Creating an Automatic Unemployment Insurance Extension System
Over at The National Review, Josh Barro has a good blog post on extending the unemployment insurance system during sustained periods of high joblessness.
I am inclined to favor further extension of UI benefits while the job market remains so weak. I am not concerned that this leads us down a slippery slope to permanent, indefinite unemployment benefits (which historically have been one of the drivers of high structural employment in continental Europe) as the United States has gone through many cycles of extending unemployment benefits in recession and then paring them back when the economy improves, under both Republican and Democratic leadership.**But we could eliminate these fears by making UI adjustment an automatic, rather than political, process. **I haven’t seen any specific formulas proposed (if a reform is on the table, readers, please alert me) but in general UI should be extended when unemployment is high and/or rising, and contracted when it is low and/or falling. A formulaic adjustment program could mimic what Congress habitually does already, but without generating market uncertainty — or incurring risk that Congress will be too timid to pull the trigger on abbreviating UI benefits in recovery.
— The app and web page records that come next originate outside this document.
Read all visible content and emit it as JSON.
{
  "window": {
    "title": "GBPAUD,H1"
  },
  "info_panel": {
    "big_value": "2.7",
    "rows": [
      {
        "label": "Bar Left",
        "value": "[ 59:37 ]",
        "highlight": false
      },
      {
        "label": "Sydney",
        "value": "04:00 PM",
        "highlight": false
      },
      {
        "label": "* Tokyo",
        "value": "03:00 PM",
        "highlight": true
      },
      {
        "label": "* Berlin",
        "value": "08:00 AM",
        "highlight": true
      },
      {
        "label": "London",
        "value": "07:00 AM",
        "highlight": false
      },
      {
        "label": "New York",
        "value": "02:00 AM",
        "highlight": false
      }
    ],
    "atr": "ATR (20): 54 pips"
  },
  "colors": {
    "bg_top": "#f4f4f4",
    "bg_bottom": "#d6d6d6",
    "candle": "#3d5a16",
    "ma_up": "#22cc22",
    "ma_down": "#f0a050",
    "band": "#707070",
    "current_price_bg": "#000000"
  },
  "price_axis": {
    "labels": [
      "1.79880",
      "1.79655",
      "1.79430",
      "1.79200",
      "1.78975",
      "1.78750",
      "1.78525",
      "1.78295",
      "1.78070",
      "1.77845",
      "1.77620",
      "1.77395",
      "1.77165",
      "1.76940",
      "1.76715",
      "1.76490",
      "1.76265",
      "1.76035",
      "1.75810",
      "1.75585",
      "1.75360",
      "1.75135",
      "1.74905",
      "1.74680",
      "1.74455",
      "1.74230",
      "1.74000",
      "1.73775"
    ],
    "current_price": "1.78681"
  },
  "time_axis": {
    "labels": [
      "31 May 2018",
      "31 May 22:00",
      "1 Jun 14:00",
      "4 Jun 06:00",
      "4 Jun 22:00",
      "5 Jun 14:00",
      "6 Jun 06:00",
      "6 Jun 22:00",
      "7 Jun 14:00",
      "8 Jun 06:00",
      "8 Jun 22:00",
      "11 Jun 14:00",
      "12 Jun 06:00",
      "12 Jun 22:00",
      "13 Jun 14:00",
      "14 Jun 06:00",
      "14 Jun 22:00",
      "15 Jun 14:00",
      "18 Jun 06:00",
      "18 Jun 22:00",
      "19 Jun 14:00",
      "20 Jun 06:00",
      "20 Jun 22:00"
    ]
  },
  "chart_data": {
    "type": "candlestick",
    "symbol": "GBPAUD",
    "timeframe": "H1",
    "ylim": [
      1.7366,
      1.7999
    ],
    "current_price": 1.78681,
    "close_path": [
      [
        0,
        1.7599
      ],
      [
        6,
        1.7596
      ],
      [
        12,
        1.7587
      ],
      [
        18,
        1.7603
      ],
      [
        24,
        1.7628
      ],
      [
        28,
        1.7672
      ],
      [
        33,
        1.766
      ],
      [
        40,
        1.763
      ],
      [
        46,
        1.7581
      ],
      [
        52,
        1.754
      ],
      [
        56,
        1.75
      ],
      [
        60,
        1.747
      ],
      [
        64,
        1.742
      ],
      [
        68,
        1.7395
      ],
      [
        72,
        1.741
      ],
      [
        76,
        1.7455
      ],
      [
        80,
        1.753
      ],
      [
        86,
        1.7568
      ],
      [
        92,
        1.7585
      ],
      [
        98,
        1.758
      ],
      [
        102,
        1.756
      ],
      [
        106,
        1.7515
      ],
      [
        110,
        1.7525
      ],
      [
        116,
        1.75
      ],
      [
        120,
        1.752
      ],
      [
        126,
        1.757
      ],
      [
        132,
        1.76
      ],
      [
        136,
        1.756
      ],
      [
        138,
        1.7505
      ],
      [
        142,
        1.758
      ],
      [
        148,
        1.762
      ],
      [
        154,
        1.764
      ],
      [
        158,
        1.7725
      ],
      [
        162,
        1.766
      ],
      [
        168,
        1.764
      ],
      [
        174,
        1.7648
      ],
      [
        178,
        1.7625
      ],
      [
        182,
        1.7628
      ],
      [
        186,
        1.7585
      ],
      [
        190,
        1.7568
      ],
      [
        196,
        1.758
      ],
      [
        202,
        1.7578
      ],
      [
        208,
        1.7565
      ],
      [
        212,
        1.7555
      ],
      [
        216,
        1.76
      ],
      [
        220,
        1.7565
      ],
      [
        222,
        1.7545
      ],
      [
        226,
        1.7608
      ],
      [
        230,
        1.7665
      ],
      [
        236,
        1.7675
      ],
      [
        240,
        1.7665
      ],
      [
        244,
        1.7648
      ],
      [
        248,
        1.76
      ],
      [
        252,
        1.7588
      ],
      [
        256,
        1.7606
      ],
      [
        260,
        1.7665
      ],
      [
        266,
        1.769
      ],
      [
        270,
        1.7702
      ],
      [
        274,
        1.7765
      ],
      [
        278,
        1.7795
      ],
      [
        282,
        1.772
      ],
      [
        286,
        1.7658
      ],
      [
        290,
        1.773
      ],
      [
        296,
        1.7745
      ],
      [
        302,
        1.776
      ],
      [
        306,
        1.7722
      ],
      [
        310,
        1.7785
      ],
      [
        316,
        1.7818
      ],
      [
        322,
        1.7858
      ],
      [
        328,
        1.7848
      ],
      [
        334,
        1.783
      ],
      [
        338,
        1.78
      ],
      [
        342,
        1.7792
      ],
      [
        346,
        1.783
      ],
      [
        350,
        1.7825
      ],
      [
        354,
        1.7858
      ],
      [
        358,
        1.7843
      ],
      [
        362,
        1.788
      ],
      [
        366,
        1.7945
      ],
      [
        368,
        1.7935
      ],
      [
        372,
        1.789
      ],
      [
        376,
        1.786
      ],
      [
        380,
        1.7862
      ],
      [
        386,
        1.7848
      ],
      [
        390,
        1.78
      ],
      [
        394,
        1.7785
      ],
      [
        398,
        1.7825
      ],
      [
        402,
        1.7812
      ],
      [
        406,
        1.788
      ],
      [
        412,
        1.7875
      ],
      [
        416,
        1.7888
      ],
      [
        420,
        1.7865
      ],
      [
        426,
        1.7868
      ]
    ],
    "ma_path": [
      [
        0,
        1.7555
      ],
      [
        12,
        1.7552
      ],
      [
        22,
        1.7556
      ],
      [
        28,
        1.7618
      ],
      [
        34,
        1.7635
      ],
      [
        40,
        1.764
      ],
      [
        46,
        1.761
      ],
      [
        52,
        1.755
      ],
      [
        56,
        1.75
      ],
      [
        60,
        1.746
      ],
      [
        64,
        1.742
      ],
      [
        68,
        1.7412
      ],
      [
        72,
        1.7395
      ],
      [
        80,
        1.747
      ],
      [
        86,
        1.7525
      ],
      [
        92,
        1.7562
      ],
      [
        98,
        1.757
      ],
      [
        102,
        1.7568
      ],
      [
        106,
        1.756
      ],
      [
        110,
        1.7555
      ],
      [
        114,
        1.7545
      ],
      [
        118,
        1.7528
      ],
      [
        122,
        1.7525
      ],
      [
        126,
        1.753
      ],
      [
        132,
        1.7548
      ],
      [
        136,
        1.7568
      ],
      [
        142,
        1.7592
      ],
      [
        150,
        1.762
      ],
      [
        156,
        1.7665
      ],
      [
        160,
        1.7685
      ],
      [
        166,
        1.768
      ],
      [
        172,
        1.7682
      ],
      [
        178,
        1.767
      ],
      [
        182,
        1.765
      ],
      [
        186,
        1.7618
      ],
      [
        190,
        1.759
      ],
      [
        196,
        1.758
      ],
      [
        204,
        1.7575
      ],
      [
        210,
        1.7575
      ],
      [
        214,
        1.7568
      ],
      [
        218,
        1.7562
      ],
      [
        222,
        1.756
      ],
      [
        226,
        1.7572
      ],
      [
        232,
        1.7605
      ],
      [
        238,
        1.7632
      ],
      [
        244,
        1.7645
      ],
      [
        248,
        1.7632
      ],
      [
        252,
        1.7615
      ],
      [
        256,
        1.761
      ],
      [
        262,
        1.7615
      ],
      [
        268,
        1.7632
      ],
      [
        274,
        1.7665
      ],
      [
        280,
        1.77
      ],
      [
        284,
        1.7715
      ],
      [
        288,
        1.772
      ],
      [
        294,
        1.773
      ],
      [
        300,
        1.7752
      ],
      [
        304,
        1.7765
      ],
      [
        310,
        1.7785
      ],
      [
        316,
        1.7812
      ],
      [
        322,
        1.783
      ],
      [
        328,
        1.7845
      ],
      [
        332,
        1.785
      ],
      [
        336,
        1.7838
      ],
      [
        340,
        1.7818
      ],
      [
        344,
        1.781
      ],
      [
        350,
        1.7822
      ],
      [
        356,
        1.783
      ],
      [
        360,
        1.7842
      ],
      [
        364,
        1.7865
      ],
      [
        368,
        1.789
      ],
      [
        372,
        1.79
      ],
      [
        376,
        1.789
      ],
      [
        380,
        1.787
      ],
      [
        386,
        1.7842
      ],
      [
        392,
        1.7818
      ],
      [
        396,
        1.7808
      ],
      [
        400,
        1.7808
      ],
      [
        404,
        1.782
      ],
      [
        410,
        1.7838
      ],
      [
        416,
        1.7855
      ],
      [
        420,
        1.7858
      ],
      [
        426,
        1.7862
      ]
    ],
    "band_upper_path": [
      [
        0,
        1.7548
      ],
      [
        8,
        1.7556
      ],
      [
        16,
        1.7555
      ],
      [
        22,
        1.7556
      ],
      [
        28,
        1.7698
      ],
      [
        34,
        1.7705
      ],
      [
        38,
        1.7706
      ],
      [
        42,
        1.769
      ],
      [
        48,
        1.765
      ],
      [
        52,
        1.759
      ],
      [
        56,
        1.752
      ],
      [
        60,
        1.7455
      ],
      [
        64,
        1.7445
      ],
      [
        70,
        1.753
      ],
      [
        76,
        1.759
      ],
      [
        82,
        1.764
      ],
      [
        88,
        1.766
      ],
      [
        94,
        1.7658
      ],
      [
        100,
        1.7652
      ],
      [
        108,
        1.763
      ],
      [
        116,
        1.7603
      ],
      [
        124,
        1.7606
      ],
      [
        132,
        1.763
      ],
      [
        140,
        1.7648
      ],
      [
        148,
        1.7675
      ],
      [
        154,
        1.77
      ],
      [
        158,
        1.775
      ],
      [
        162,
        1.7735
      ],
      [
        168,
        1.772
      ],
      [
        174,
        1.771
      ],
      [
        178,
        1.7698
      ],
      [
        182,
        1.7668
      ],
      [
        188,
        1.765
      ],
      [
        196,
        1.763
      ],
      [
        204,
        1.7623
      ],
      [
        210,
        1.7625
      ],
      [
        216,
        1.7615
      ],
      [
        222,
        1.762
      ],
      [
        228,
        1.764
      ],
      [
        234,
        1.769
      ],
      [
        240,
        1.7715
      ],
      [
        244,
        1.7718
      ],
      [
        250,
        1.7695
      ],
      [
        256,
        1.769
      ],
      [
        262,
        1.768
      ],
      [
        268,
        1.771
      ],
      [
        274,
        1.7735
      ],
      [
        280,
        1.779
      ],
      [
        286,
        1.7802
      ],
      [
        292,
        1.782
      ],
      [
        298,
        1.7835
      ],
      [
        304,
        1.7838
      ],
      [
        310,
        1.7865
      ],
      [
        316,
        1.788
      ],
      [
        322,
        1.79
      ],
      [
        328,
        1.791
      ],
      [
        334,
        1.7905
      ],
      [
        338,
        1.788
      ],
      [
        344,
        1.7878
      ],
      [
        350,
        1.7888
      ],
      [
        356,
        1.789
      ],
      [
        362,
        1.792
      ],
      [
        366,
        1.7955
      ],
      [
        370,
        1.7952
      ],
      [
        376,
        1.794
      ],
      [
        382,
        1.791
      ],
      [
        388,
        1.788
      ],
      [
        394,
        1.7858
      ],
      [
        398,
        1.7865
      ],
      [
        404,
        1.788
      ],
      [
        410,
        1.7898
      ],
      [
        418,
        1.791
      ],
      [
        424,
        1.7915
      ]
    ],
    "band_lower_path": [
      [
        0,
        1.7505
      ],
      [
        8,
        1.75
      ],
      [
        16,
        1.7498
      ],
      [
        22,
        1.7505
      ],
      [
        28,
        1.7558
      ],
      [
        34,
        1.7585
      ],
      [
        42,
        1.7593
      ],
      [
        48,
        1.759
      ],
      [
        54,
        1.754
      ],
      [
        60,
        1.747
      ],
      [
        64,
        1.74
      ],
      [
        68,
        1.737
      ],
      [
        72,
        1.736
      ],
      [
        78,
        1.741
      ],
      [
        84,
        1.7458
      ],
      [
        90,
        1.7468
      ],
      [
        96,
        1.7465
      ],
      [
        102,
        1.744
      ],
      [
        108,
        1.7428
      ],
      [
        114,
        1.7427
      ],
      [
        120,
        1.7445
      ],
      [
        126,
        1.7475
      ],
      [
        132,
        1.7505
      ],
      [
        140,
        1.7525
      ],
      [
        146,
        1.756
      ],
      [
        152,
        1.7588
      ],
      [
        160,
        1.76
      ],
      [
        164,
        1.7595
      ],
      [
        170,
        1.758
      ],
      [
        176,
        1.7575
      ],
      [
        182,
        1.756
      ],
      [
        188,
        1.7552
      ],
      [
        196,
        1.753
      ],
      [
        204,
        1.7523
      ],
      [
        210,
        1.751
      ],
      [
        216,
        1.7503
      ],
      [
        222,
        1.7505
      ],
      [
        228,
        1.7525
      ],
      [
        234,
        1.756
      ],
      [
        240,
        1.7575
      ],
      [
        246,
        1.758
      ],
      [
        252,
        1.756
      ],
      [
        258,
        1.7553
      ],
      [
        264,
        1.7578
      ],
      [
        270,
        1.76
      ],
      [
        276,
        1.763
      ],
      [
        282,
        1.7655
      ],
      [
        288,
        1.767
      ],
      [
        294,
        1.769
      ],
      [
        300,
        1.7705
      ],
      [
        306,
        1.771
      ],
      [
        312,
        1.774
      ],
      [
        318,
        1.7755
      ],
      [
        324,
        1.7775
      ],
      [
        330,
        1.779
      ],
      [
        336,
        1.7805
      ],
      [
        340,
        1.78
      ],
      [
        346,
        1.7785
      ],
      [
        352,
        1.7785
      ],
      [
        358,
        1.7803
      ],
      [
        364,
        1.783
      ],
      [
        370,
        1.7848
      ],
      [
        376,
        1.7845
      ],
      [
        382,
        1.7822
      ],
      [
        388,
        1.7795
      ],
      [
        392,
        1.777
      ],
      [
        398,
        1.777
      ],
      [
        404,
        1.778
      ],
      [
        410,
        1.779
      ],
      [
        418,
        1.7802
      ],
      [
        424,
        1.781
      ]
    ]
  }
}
This is a great idea, and one that I know Democratic and Republican staffers both would love to put in place — if for no other reason than because the jobs bill and benefits extensions have taken up hundreds of hours of negotiating time and scores of hours of Senate and House floor time.
The question, I think, might be the funding mechanism. The eight-month fight for unemployment benefits has centered on the question of how to pay for the benefits, or whether to pay for them — not whether to extend them.
There is already some precedent in place. Generally, Congress has started to roll back federal unemployment benefits when the national unemployment rate drops below 7 or 6.5 percent — a line that might demarcate whether unemployment extensions should count as “emergency spending” or need to fall under paygo rules. One could imagine a good bill stating that extended unemployment benefits do not need offsets if unemployment is over 8 percent, need partial offsets between 6 and 8 percent, and need full offsets below 6 percent. But the fight over those lines in the sand, I think, might be tremendous and even prohibitive.